    • C22 - Mathematical and Quantitative Methods - - Single Equation Models; Single Variables - - - Time-Series Models; Dynamic Quantile Regressions; Dynamic Treatment Effect Models; Diffusion Processes

    Statistics

    Access and download statistics

    Corrections

    All material on this site has been provided by the respective publishers and authors. You can help correct errors and omissions. When requesting a correction, please mention this item's handle: RePEc:zbw:cauewp:1936. See general information about how to correct material in RePEc.

    For technical questions regarding this item, or to correct its authors, title, abstract, bibliographic or download information, contact: (ZBW - Leibniz Information Centre for Economics). General contact details of provider: http://edirc.repec.org/data/vakiede.html .

    If you have authored this item and are not yet registered with RePEc, we encourage you to do it here. This allows to link your profile to this item. It also allows you to accept potential citations to this item that we are uncertain about.

    If CitEc recognized a reference but did not link an item in RePEc to it, you can help with this form .

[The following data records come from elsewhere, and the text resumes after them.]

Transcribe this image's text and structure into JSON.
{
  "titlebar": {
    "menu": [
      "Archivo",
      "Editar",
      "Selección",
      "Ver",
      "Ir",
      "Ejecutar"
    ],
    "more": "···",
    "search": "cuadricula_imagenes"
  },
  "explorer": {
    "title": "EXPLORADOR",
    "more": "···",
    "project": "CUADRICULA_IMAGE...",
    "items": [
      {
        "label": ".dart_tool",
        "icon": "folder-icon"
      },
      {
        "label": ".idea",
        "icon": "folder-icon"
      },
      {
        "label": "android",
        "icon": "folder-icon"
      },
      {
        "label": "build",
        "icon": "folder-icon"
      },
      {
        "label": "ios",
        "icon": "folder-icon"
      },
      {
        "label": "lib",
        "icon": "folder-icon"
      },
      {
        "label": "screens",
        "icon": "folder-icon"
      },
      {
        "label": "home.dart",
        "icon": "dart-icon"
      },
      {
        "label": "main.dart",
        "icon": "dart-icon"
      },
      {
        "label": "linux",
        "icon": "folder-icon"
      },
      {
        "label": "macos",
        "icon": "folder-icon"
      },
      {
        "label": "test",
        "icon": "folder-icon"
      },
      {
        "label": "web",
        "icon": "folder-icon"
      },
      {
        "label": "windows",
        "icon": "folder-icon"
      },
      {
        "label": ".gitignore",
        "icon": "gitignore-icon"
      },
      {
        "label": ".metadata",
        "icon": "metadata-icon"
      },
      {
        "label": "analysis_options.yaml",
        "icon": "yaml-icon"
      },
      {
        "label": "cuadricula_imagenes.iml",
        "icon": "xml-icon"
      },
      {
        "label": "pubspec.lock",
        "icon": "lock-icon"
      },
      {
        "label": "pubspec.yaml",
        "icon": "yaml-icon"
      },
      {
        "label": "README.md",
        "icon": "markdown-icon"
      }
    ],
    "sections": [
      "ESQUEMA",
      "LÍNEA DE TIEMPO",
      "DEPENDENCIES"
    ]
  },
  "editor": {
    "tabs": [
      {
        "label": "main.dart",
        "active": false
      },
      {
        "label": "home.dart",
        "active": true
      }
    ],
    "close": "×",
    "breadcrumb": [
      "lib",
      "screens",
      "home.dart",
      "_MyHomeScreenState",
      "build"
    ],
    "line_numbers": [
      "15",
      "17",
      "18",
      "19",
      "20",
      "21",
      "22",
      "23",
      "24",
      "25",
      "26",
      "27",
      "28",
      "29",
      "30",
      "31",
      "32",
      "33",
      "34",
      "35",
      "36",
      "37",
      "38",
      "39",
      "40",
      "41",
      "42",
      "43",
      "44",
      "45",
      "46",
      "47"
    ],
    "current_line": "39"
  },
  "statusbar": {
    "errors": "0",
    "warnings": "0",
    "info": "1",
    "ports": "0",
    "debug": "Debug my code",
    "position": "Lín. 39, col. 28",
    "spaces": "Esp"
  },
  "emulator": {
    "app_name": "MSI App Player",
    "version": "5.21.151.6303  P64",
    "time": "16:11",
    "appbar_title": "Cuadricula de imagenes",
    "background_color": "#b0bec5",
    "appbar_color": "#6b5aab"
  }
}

    If you know of missing items citing this one, you can help us creating those links by adding the relevant references in the same way as above, for each refering item. If you are a registered author of this item, you may also want to check the "citations" tab in your RePEc Author Service profile, as there may be some citations waiting for confirmation.

    Please note that corrections may take a couple of weeks to filter through the various RePEc services.

    IDEAS is a RePEc service hosted by the Research Division of the Federal Reserve Bank of St. Louis . RePEc uses bibliographic data supplied by the respective publishers.